### Exercise description
Please give the count of lines in the listing underneath that hold "SOLIDWORKS", leaving out everything else.

++++

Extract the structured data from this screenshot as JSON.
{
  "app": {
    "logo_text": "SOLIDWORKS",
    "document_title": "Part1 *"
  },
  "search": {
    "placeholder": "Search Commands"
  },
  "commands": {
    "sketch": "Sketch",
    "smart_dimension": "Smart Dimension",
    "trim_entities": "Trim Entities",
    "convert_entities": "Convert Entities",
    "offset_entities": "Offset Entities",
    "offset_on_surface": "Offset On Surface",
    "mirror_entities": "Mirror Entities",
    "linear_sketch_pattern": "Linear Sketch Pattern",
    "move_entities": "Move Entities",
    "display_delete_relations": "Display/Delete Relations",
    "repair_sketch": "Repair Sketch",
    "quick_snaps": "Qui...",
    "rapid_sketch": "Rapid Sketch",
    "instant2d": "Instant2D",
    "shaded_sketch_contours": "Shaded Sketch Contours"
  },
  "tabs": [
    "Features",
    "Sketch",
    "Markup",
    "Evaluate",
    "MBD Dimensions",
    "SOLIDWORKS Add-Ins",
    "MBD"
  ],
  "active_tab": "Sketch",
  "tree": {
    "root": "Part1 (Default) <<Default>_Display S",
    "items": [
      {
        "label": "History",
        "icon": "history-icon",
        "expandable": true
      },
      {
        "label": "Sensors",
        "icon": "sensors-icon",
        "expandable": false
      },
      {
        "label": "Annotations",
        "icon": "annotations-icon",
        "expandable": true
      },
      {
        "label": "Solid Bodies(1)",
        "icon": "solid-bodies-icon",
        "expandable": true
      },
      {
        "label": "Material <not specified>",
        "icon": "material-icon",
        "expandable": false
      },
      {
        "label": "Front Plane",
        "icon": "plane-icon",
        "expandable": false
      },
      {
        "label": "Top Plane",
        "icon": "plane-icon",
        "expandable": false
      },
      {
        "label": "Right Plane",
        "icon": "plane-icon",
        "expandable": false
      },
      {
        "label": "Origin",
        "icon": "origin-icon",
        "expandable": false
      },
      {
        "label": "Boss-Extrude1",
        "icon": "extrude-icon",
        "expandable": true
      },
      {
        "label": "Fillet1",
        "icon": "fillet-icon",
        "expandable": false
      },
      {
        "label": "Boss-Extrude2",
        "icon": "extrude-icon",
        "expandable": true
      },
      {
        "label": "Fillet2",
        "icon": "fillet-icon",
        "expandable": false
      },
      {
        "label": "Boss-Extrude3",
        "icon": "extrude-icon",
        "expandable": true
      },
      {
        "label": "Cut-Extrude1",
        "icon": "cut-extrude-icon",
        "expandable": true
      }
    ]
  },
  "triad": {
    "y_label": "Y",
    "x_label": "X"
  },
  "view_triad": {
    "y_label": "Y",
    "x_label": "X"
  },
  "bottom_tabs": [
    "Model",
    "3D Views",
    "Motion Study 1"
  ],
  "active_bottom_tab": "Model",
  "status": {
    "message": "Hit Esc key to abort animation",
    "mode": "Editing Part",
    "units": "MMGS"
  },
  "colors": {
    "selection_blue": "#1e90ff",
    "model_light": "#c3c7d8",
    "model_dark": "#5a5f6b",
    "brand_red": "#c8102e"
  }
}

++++

### Problem solution
2